According to the document:
“The hot weather jungle combat boots must be capable of meeting critical technical requirements, as follows:
1) Durable enough to last 12 months of wear in jungle environments where high humidity and repeated submersion in water are expected;
2) Quick drying and highly breathable, to allow for heat and moisture to exit the boot when worn;
3) Drainage which allows for evacuation of water from the boot while walking;
4) Light weight construction (under 2lbs/boot) with materials that resist water absorption ;
5) A Pronounced heel to allow for improved grip when walking down loose, muddy declines;
6) Tread/Lug pattern that easily sheds mud and debris while walking;
7) Outsoles that provide propulsion and superior traction while allowing for braking and stability moving both up and down wet, muddy slopes;
8) Able to keep mud, sediment, and debris out of boot while maneuvering through water and deep mud;
9) Designed to reduce pressure points and discomfort during descents on uneven, rugged terrain; and
10) Provide for quick break-in.”
The list is fairly broad which is good. But, a few points. We don’t seem to learn lessons very well which will become clear as you read this. Lessons learned in combat during past wars have been forgotten.
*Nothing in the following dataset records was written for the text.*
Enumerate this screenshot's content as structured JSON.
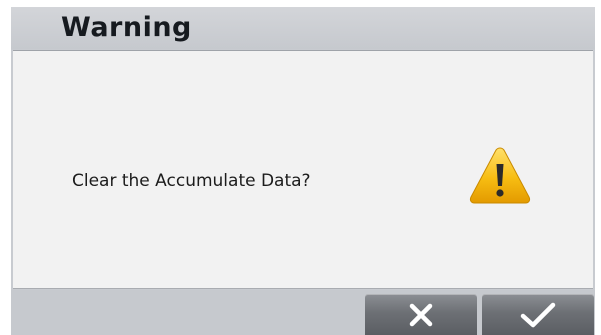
{
  "dialog": {
    "title": "Warning",
    "message": "Clear the Accumulate Data?",
    "icon": "warning-triangle-icon",
    "buttons": {
      "cancel_icon": "close-icon",
      "confirm_icon": "checkmark-icon"
    }
  },
  "colors": {
    "header_bg": "#c8cbd0",
    "body_bg": "#f2f2f2",
    "button_bg": "#6d7075",
    "warning_yellow": "#f5b800"
  }
}
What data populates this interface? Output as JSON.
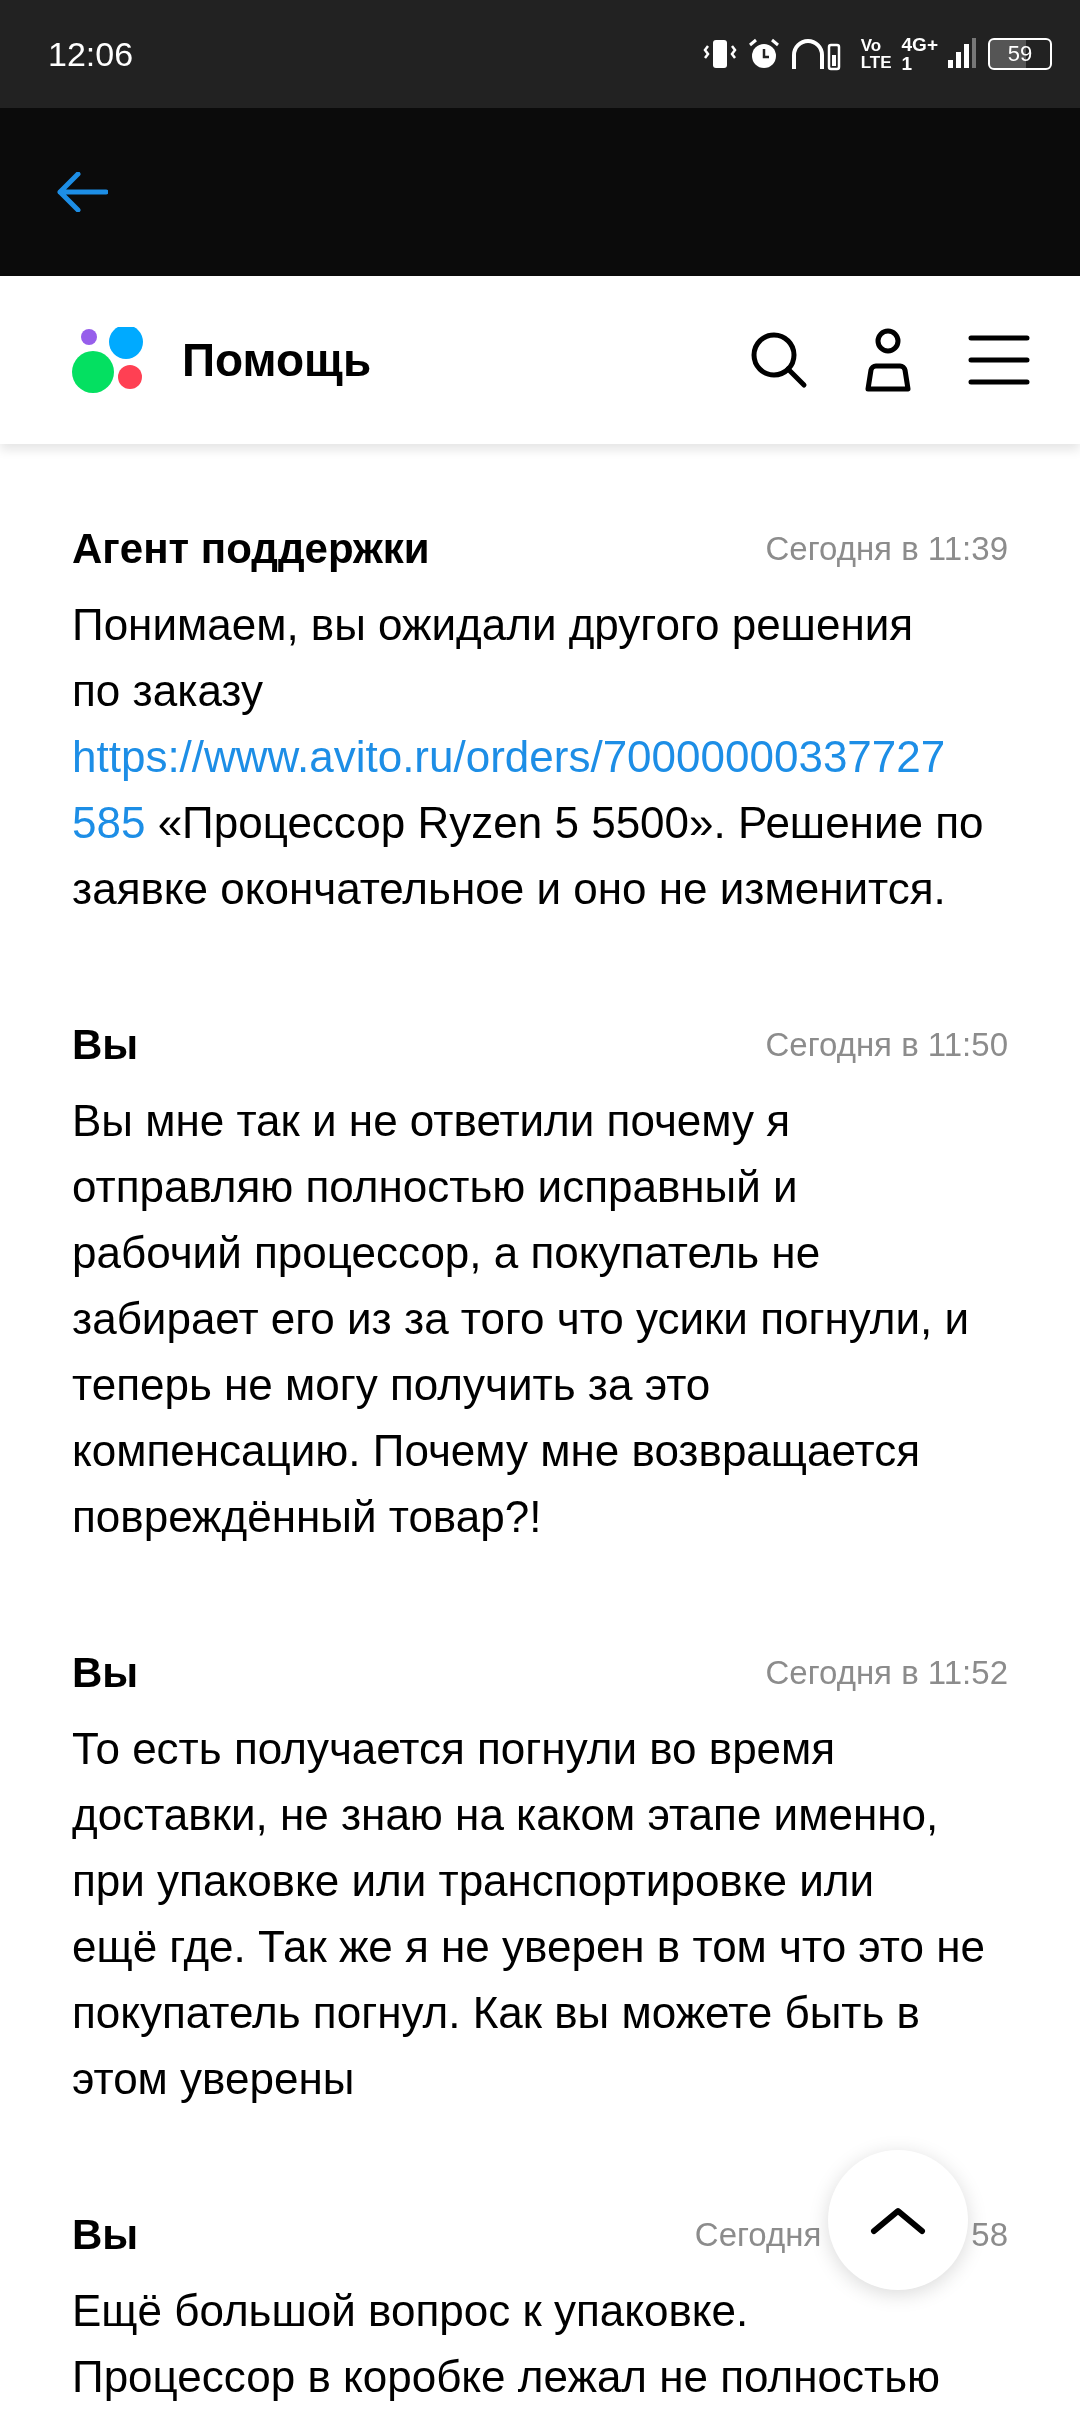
{
  "status_bar": {
    "time": "12:06",
    "volte": [
      "Vo",
      "LTE"
    ],
    "network": "4G+",
    "sim": "1",
    "battery": "59"
  },
  "header": {
    "title": "Помощь"
  },
  "messages": [
    {
      "author": "Агент поддержки",
      "time": "Сегодня в 11:39",
      "lines": [
        [
          {
            "kind": "text",
            "text": "Понимаем, вы ожидали другого решения"
          }
        ],
        [
          {
            "kind": "text",
            "text": "по заказу"
          }
        ],
        [
          {
            "kind": "link",
            "text": "https://www.avito.ru/orders/70000000337727"
          }
        ],
        [
          {
            "kind": "link",
            "text": "585"
          },
          {
            "kind": "text",
            "text": " «Процессор Ryzen 5 5500». Решение по"
          }
        ],
        [
          {
            "kind": "text",
            "text": "заявке окончательное и оно не изменится."
          }
        ]
      ]
    },
    {
      "author": "Вы",
      "time": "Сегодня в 11:50",
      "lines": [
        [
          {
            "kind": "text",
            "text": "Вы мне так и не ответили почему я"
          }
        ],
        [
          {
            "kind": "text",
            "text": "отправляю полностью исправный и"
          }
        ],
        [
          {
            "kind": "text",
            "text": "рабочий процессор, а покупатель не"
          }
        ],
        [
          {
            "kind": "text",
            "text": "забирает его из за того что усики погнули, и"
          }
        ],
        [
          {
            "kind": "text",
            "text": "теперь не могу получить за это"
          }
        ],
        [
          {
            "kind": "text",
            "text": "компенсацию. Почему мне возвращается"
          }
        ],
        [
          {
            "kind": "text",
            "text": "повреждённый товар?!"
          }
        ]
      ]
    },
    {
      "author": "Вы",
      "time": "Сегодня в 11:52",
      "lines": [
        [
          {
            "kind": "text",
            "text": "То есть получается погнули во время"
          }
        ],
        [
          {
            "kind": "text",
            "text": "доставки, не знаю на каком этапе именно,"
          }
        ],
        [
          {
            "kind": "text",
            "text": "при упаковке или транспортировке или"
          }
        ],
        [
          {
            "kind": "text",
            "text": "ещё где. Так же я не уверен в том что это не"
          }
        ],
        [
          {
            "kind": "text",
            "text": "покупатель погнул. Как вы можете быть в"
          }
        ],
        [
          {
            "kind": "text",
            "text": "этом уверены"
          }
        ]
      ]
    },
    {
      "author": "Вы",
      "time_parts": [
        "Сегодня",
        "58"
      ],
      "lines": [
        [
          {
            "kind": "text",
            "text": "Ещё большой вопрос к упаковке."
          }
        ],
        [
          {
            "kind": "text",
            "text": "Процессор в коробке лежал не полностью"
          }
        ]
      ]
    }
  ]
}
The boot cannot have any padding or linings. In the early 90s, Natick added a padded collar to the jungle boot and changed the color to black. The padding would eventually absorb water if you spent any time in a tropical environment. The black color was for uniformity more than camouflage. At least the leather remained smooth, full grain out leather. The current use of rough out leather can be problematic for use in hot-wet environments. That’s a lesson we learned in the Pacific during WWII. Another concern is that companies are going to want to add some form of cushioned midsole for comfort. Please don’t. It will absorb water. Speaking of midsoles, I see no requirement for a counter to ‘punji stakes’. This form of booby trap is a staple of jungle warfare. We learned this lesson in Viet Nam.
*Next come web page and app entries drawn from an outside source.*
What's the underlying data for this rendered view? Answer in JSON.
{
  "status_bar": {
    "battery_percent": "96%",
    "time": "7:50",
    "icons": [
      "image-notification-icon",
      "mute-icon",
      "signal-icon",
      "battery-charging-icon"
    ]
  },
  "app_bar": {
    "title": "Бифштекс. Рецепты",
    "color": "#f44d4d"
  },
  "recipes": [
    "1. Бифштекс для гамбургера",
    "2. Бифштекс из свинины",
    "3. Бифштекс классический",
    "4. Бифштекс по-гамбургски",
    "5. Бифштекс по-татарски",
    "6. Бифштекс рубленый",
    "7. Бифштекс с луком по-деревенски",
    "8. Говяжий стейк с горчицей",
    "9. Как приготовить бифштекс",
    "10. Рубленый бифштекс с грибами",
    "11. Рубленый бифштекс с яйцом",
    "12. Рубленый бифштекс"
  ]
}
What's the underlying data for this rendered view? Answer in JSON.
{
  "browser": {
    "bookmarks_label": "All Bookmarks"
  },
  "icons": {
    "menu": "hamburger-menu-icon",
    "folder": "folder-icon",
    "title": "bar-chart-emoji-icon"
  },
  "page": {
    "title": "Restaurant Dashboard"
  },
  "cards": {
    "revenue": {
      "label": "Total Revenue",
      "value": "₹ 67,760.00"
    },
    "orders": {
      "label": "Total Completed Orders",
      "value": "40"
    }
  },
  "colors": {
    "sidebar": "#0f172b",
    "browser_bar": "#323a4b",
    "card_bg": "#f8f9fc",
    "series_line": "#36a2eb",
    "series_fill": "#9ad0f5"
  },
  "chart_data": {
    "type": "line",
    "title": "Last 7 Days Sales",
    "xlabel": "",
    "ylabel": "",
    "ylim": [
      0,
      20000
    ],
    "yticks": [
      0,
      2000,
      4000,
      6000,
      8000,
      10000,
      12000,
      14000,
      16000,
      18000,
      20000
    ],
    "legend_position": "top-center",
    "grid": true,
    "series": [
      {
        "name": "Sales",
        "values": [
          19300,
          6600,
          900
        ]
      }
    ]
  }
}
Instead of a midsole, the Army issued a Saran mesh insole insert with the jungle boot that provided cushion and helped keep the Soldier’s foot from directly sitting on the footbed in order to help keep the feet dry and increase ventilation. This is absolutely critical in the jungle. Finally, while the requirement is great concerning the capability of the sole, thus far, no one has shown superior performance to the Panama sole created during the Viet Nam specifically to improve traction and shed the mud that builds up in more traditional lug patterns. I for one, am hoping that Altama will offer up their traditional 1960s issue Green Jungle Boot with Panama tread to see how it performs against newer designs.
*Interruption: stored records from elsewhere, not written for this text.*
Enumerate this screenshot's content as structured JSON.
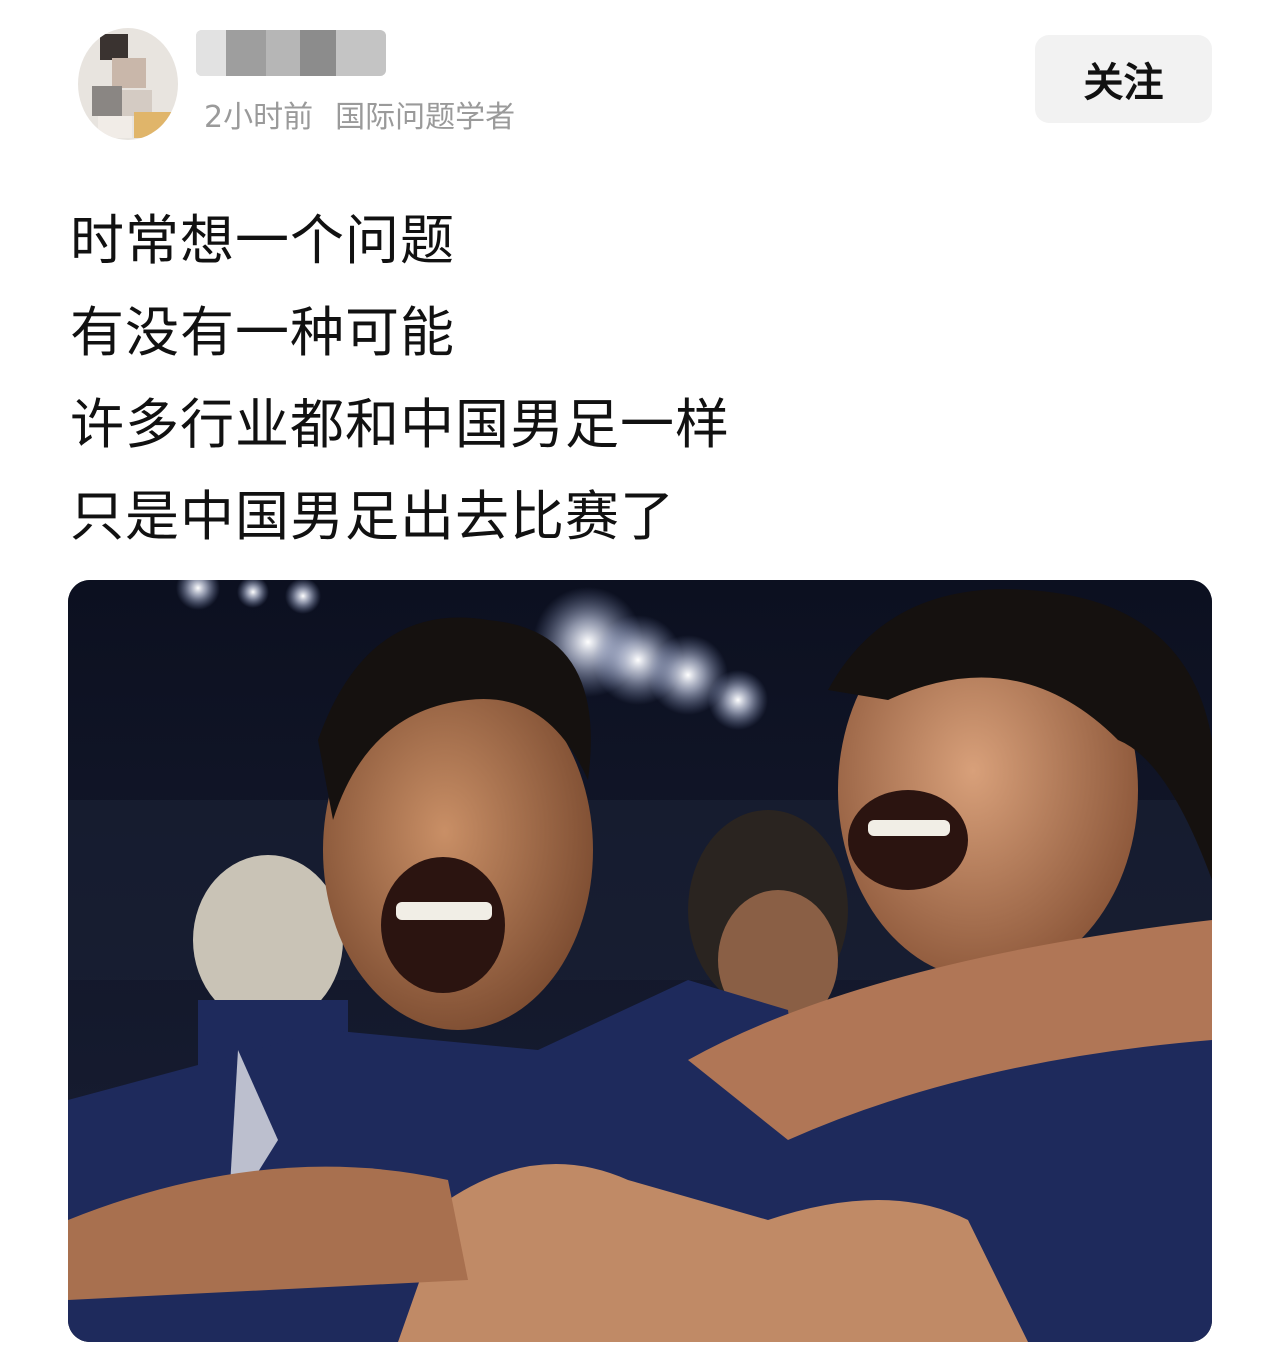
{
  "author": {
    "avatar_icon": "user-avatar-icon",
    "username": "",
    "time_ago": "2小时前",
    "title": "国际问题学者"
  },
  "follow_button": {
    "label": "关注"
  },
  "post": {
    "lines": [
      "时常想一个问题",
      "有没有一种可能",
      "许多行业都和中国男足一样",
      "只是中国男足出去比赛了"
    ]
  },
  "image": {
    "subject_icon": "photo-icon"
  },
  "colors": {
    "meta_text": "#9a9a9a",
    "follow_bg": "#f2f2f2",
    "jersey": "#1e2a5c"
  }
}
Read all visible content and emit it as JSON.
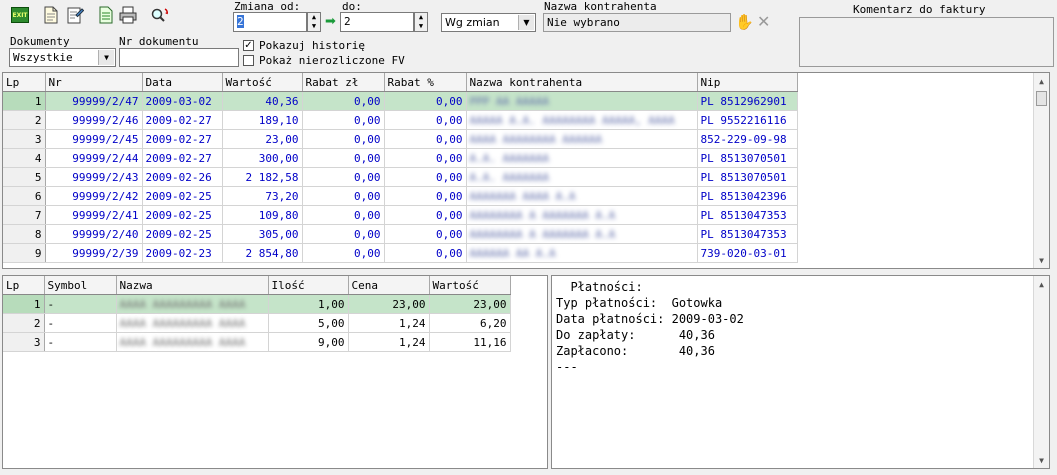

I’m glad to see that SEP has been reenergized and I’m also happy to see that the Army is seriously looking at jungle equipment. But, I suggest they crack the books and look at what worked in the past and see what might be readopted or adapted.